# Study material
'''

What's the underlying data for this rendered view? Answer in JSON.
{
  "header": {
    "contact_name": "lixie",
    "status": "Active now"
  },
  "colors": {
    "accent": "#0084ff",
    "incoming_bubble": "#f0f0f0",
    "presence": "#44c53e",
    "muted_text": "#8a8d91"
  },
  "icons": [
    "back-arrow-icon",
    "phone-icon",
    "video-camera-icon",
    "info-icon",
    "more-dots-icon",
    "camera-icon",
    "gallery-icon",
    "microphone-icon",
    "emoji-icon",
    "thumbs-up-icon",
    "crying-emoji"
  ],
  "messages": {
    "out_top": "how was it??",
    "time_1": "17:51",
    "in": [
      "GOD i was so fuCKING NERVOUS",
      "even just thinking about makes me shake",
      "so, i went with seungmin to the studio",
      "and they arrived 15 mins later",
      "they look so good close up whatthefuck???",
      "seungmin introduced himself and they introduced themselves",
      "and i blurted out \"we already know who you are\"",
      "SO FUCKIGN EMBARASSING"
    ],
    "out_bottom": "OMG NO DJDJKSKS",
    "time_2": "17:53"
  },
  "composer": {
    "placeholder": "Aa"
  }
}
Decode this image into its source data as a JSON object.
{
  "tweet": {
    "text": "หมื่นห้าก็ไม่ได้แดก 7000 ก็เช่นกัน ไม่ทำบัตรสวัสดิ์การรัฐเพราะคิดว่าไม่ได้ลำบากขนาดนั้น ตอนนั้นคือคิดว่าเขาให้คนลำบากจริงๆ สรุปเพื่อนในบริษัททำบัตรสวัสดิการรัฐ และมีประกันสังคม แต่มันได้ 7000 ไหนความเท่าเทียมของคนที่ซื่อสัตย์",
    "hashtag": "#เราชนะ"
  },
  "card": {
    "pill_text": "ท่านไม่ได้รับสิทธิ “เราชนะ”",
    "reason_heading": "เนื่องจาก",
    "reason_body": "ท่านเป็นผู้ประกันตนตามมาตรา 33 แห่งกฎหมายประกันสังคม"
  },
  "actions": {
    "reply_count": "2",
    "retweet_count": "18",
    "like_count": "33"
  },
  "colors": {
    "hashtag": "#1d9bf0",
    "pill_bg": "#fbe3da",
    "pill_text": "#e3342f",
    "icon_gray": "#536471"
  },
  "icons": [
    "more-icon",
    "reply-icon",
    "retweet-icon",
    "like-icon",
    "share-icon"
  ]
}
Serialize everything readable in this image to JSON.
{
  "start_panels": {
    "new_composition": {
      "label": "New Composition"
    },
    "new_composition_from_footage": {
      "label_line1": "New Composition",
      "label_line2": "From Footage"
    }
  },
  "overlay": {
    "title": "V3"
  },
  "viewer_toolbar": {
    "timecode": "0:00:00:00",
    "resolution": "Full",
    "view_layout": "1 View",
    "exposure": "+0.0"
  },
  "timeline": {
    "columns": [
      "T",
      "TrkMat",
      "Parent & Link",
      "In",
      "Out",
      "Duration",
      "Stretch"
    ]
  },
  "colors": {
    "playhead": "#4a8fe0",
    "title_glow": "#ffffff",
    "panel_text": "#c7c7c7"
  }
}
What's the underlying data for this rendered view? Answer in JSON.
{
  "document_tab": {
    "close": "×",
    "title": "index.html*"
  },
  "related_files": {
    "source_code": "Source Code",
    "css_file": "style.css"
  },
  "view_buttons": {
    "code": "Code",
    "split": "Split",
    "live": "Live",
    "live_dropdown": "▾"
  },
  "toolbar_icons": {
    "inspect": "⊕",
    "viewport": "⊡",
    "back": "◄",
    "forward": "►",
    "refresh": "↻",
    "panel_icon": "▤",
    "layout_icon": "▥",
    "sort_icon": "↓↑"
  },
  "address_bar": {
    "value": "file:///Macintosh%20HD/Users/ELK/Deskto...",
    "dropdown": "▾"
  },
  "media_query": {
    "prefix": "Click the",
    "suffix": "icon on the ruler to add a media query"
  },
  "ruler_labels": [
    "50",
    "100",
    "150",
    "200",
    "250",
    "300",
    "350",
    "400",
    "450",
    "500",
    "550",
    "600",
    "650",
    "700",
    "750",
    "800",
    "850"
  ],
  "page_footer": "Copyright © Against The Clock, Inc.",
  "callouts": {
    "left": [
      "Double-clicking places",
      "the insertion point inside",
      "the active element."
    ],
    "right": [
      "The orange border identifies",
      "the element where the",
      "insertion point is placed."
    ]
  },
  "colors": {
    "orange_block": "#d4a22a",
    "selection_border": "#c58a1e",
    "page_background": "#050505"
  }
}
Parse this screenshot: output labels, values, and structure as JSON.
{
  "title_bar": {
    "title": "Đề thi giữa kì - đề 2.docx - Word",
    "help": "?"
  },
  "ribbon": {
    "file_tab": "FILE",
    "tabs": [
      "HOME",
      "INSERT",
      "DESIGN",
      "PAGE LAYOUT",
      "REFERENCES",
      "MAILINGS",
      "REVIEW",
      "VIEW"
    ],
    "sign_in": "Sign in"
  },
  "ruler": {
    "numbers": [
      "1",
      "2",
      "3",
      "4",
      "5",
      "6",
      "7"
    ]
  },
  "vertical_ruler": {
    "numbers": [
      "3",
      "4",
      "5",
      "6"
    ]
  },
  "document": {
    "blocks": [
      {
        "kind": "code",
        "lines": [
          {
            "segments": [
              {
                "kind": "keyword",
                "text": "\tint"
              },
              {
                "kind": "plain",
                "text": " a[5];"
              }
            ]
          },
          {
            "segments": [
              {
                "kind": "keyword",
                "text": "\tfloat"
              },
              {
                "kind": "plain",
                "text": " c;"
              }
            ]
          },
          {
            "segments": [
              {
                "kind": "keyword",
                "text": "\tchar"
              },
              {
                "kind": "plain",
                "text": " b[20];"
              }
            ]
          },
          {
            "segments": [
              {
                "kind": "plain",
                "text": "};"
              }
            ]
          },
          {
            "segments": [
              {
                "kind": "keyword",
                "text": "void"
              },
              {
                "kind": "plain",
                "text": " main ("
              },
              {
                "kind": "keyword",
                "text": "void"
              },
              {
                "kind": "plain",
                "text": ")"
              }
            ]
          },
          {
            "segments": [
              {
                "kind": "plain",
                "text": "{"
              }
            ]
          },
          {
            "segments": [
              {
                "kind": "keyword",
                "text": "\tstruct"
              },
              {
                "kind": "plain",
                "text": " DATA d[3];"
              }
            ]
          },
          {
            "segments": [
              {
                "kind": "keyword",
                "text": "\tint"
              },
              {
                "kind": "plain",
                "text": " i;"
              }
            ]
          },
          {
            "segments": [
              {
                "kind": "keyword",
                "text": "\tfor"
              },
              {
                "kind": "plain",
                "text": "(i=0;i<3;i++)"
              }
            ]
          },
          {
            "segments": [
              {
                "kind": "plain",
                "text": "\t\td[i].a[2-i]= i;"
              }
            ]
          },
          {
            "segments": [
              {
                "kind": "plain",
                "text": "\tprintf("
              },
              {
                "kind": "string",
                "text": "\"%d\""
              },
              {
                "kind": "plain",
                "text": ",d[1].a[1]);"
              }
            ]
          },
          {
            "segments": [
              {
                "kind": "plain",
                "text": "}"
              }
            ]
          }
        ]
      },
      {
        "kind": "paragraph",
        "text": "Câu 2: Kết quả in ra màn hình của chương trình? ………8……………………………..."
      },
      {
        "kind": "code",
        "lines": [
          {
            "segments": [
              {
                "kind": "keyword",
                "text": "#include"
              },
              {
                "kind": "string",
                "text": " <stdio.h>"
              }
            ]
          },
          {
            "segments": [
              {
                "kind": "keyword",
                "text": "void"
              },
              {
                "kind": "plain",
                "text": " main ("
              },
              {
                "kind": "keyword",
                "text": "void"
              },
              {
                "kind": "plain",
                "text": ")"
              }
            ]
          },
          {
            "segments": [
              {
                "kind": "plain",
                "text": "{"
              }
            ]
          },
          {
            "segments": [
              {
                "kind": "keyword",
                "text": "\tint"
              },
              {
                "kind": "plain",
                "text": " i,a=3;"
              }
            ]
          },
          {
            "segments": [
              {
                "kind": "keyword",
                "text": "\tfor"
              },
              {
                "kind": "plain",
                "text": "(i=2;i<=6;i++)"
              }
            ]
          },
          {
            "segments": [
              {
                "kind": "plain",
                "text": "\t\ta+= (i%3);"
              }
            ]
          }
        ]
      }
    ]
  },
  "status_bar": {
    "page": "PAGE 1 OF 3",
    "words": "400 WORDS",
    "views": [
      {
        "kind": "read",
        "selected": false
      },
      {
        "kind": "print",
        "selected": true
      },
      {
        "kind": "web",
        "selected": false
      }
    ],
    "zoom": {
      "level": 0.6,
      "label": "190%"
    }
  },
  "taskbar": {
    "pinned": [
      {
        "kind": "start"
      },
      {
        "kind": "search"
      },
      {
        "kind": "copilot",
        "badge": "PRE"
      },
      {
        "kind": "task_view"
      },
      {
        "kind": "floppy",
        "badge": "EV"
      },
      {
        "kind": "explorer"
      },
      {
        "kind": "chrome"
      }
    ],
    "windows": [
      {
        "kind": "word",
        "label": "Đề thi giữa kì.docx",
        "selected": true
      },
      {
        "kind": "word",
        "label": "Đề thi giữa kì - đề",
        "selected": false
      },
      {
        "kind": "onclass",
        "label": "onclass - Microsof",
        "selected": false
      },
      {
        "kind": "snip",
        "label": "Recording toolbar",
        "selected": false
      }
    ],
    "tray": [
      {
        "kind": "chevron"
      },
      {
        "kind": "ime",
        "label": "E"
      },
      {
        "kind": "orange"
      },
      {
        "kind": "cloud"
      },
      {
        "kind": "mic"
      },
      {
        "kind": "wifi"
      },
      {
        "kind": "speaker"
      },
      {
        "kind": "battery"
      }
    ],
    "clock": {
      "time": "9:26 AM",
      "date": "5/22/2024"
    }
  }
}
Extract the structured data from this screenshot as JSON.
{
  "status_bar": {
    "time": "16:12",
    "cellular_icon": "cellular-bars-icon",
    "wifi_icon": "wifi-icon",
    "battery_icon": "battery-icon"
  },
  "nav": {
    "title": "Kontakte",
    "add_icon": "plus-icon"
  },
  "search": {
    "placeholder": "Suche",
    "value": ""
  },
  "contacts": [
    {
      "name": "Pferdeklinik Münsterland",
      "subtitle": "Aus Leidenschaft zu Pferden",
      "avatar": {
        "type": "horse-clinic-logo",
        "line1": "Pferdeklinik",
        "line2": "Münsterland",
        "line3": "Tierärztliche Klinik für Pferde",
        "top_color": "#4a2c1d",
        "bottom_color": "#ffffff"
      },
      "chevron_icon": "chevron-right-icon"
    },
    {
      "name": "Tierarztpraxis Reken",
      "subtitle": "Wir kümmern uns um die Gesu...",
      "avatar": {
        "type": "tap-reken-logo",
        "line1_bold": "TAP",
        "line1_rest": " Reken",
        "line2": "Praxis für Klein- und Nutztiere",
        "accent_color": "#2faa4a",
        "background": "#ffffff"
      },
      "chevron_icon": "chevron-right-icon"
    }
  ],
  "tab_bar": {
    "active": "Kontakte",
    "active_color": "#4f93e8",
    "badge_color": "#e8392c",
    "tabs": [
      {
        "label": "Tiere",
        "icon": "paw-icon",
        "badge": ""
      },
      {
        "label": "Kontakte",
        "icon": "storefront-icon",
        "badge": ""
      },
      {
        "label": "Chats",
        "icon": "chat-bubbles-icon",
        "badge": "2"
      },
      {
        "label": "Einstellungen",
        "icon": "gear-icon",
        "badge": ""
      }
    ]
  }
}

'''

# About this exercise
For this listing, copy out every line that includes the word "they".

# Output for this exercise
      "and they arrived 15 mins later",
      "they look so good close up whatthefuck???",
      "seungmin introduced himself and they introduced themselves",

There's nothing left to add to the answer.